#### Assigned task
A verbatim copy of every record is required, and no pictures should be included.

· · ·

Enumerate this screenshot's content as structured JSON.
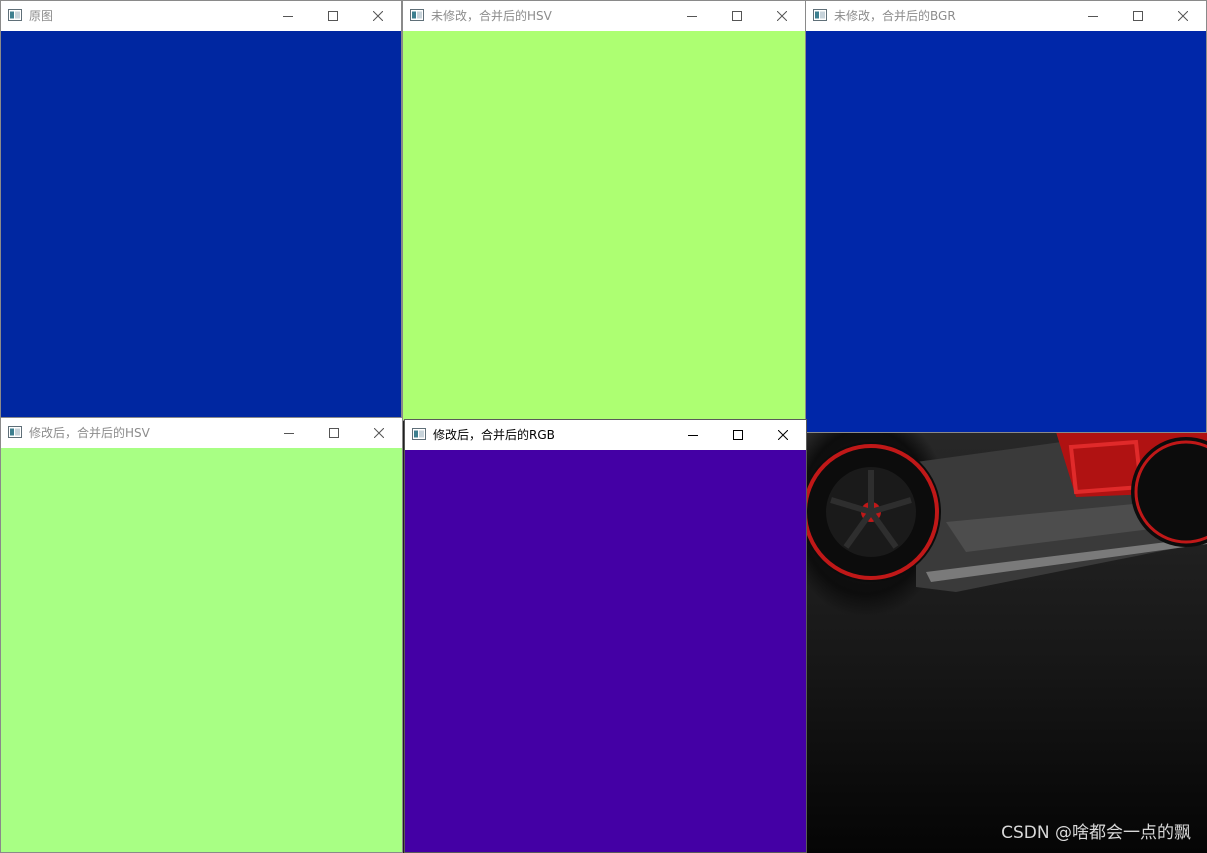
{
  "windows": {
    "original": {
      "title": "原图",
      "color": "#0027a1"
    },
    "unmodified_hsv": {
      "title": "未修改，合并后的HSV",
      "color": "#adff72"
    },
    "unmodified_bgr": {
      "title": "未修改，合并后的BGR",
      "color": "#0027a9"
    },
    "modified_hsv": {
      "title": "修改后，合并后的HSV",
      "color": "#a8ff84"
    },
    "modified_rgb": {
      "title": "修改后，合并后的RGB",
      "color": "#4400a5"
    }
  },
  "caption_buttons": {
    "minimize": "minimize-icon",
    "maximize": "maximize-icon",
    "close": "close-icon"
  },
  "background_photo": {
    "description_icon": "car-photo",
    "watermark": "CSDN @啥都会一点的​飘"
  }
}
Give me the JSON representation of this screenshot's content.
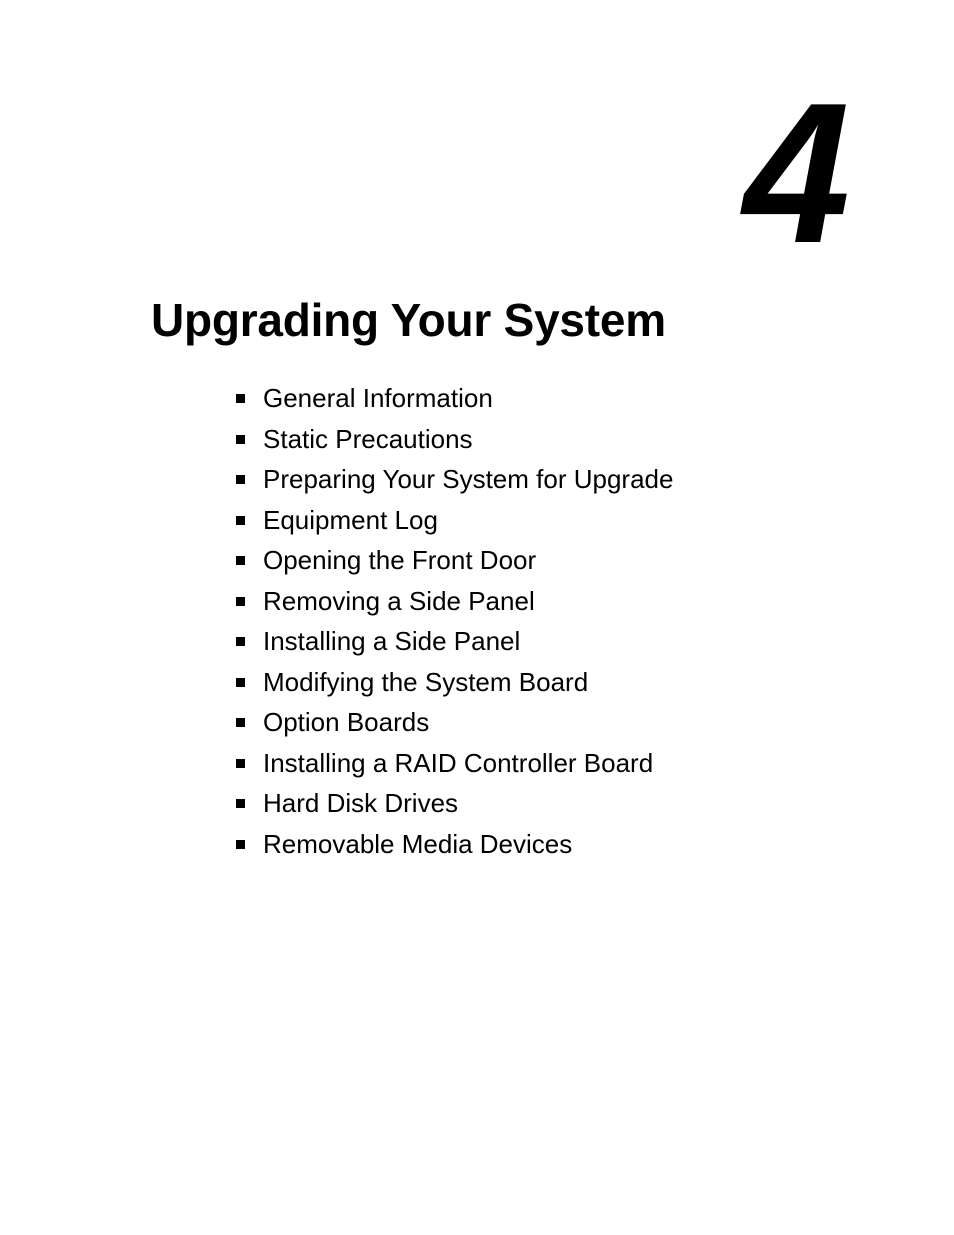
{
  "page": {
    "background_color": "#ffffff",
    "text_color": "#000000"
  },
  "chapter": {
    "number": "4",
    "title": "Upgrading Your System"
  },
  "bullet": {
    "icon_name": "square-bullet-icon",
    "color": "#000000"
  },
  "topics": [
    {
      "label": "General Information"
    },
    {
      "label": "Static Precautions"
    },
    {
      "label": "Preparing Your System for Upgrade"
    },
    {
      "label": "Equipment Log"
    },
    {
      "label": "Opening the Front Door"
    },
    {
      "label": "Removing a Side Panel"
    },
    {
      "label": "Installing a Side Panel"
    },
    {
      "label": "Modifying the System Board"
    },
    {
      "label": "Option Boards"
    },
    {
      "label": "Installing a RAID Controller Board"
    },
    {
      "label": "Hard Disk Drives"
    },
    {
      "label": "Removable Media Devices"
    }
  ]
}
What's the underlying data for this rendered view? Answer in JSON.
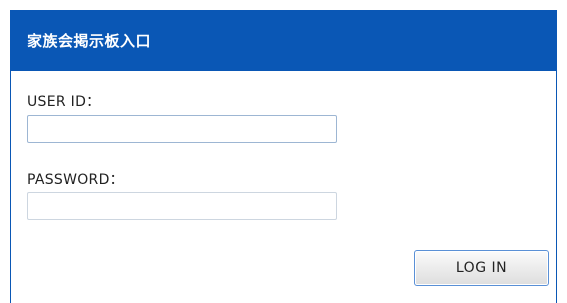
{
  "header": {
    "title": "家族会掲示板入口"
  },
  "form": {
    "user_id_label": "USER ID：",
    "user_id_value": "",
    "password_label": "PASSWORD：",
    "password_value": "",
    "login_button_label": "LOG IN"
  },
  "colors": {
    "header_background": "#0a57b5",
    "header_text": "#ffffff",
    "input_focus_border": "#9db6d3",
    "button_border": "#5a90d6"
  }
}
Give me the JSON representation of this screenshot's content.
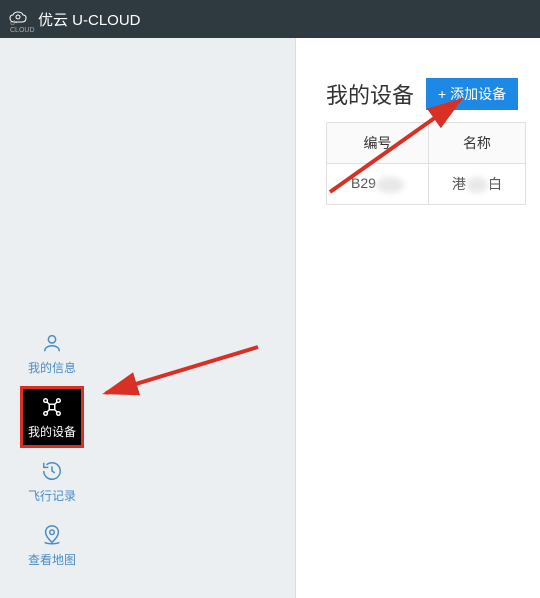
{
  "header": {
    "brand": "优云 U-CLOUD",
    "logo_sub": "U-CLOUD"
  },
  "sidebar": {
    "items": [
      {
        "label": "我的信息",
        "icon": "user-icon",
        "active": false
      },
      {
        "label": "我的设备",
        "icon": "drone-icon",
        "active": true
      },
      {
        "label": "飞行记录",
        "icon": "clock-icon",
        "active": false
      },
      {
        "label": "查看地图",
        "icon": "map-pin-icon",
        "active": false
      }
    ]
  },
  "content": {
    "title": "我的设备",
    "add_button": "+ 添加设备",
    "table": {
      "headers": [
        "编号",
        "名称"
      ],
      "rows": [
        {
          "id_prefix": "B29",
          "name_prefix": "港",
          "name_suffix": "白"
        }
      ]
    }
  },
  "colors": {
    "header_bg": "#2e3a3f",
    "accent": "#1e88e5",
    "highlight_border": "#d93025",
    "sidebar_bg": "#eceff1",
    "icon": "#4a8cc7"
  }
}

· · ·

#### Written answer
Enumerate this screenshot's content as structured JSON.
{
  "windows": {
    "original": {
      "title": "原图",
      "color": "#0027a1"
    },
    "unmodified_hsv": {
      "title": "未修改，合并后的HSV",
      "color": "#adff72"
    },
    "unmodified_bgr": {
      "title": "未修改，合并后的BGR",
      "color": "#0027a9"
    },
    "modified_hsv": {
      "title": "修改后，合并后的HSV",
      "color": "#a8ff84"
    },
    "modified_rgb": {
      "title": "修改后，合并后的RGB",
      "color": "#4400a5"
    }
  },
  "caption_buttons": {
    "minimize": "minimize-icon",
    "maximize": "maximize-icon",
    "close": "close-icon"
  },
  "background_photo": {
    "description_icon": "car-photo",
    "watermark": "CSDN @啥都会一点的​飘"
  }
}
Give me the JSON representation of this screenshot's content.
{
  "page": {
    "background_color": "#ffffff",
    "text_color": "#000000"
  },
  "chapter": {
    "number": "4",
    "title": "Upgrading Your System"
  },
  "bullet": {
    "icon_name": "square-bullet-icon",
    "color": "#000000"
  },
  "topics": [
    {
      "label": "General Information"
    },
    {
      "label": "Static Precautions"
    },
    {
      "label": "Preparing Your System for Upgrade"
    },
    {
      "label": "Equipment Log"
    },
    {
      "label": "Opening the Front Door"
    },
    {
      "label": "Removing a Side Panel"
    },
    {
      "label": "Installing a Side Panel"
    },
    {
      "label": "Modifying the System Board"
    },
    {
      "label": "Option Boards"
    },
    {
      "label": "Installing a RAID Controller Board"
    },
    {
      "label": "Hard Disk Drives"
    },
    {
      "label": "Removable Media Devices"
    }
  ]
}
What's the underlying data for this rendered view? Answer in JSON.
{
  "header": {
    "title": "家族会掲示板入口"
  },
  "form": {
    "user_id_label": "USER ID：",
    "user_id_value": "",
    "password_label": "PASSWORD：",
    "password_value": "",
    "login_button_label": "LOG IN"
  },
  "colors": {
    "header_background": "#0a57b5",
    "header_text": "#ffffff",
    "input_focus_border": "#9db6d3",
    "button_border": "#5a90d6"
  }
}
Give me the JSON representation of this screenshot's content.
{
  "header": {
    "brand": "优云 U-CLOUD",
    "logo_sub": "U-CLOUD"
  },
  "sidebar": {
    "items": [
      {
        "label": "我的信息",
        "icon": "user-icon",
        "active": false
      },
      {
        "label": "我的设备",
        "icon": "drone-icon",
        "active": true
      },
      {
        "label": "飞行记录",
        "icon": "clock-icon",
        "active": false
      },
      {
        "label": "查看地图",
        "icon": "map-pin-icon",
        "active": false
      }
    ]
  },
  "content": {
    "title": "我的设备",
    "add_button": "+ 添加设备",
    "table": {
      "headers": [
        "编号",
        "名称"
      ],
      "rows": [
        {
          "id_prefix": "B29",
          "name_prefix": "港",
          "name_suffix": "白"
        }
      ]
    }
  },
  "colors": {
    "header_bg": "#2e3a3f",
    "accent": "#1e88e5",
    "highlight_border": "#d93025",
    "sidebar_bg": "#eceff1",
    "icon": "#4a8cc7"
  }
}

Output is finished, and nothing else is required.